During the last few years, our department has been able to hire new faculty even in the face of a slowdown in overall UC faculty recruitment. We have been lucky to hire two excellent new professors in the area of human – environment relations and a third who crosses between physical geography and human – environment relations. Hallie Eakin and David Carr are providing us with fresh course offerings and new graduate mentoring directions (Eakin: Geog 2- World Regions; Geog 145 – Environmental Hazards. Carr: Geog 141A/241A- Population Geography; Geog 241B- Population, Development, and the Environment; Geog 155/255- Geography of Latin America). They are both very energetic and truly fired up about their work. Be sure to take a look at their course offerings and talk with them about their research interests. Annemarie Schneider teaches airphoto interpretation and several of our remote sensing classes, as well as bringing an exciting research direction to the department. She works on using remote sensing, knowledge of physical constraints, and policy analysis to understand patterns of city growth in different cultural settings. Her work is a great example of geographic meta-analysis at the intersection of technology and policy. Recently, we hired Martin Raubal to bolster our GIScience program. Martin will arrive on campus early next year and will begin teaching in the spring quarter, 2007. Martin’s research is in the area of geographic information science, especially questions about relationships between geographic information systems, such as web-based mapping and direction services, and human thinking, decision-making, and communication. He addresses these questions with a combination of empirical studies and formal computer models of human language and behavior.

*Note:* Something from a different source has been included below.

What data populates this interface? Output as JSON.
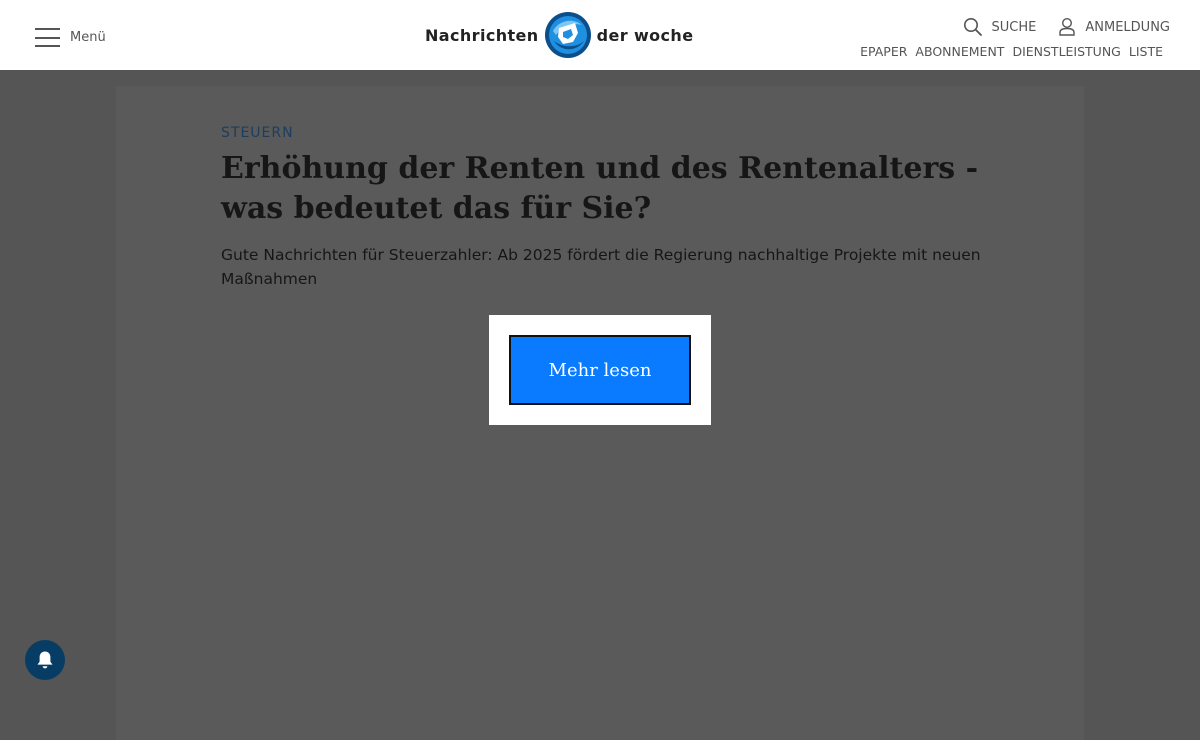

The budget provided to the Department by the University of California appears to have stabilized, albeit at a level that is unsustainable in the long run. We continue to negotiate for more funds to support staff levels and graduate students, including more teaching assistantships. We have also been enhancing our fund raising efforts. Our Development Committee has drawn up a blueprint to identify donors, to cultivate lasting relationships, and to increase operating revenues, Departmental endowments, and capital projects that will enhance the quality of the learning experience. We have established a stewardship program that specifically recognizes past donors, keeps them informed about department affairs and how their resources are being used, and invites them to participate in departmental social events. In this coming year, we will initiate a Corporate Partners Program, initially targeting 3-4 prospective partnerships. Currently, the Department is creating two donor brochures: a general brochure detailing department funding priorities for 06/07, and one that is targeted specifically to the Phelps Hall Renovation. They will highlight the following potential donation priorities: 1) an Endowed Chair in GIS; 2) 5 Graduate Student Fellowships @ $36,000/ea; 3) $50,000 in unrestricted funds; 4) Completion of the $30K for 30 endowed Undergraduate Student Fellowships; and 5) Named space in the Phelps Hall Renovation Project.
We have suffered a large turnover in staff recently and are scrambling to recover before the beginning of the fall quarter. During the summer, Michelle Keuper, one of our long time favorite staff members, took a job in the Dean’s office; Andy Krone, our Network Administrator, left for greener pastures; Kathy Murray, our Undergraduate Advisor, became the MSO at Law and Society; and Jennifer Bowen, our Receptionist, moved to Pasadena. We wish them the best of luck with their new efforts. We have now hired Manny Silva, Purchasing/Travel/Recharge Assistant; Laura Harrison, Undergraduate Program Assistant; Jose Saleta, Administrative Assistant to Prof. Golledge; and Kathy Davis, Graduate Program Advisor–please stop by the office and introduce yourselves when you get the chance. We are also searching for a new Network Administrator. In view of budget cuts and staff replacements, we have modified job descriptions in ways that should provide more efficient service. Please bear with us as we get everyone trained.
I too am learning about the Chairship. Feel free to contact me with comments and suggestions.
Best wishes, Oliver Chadwick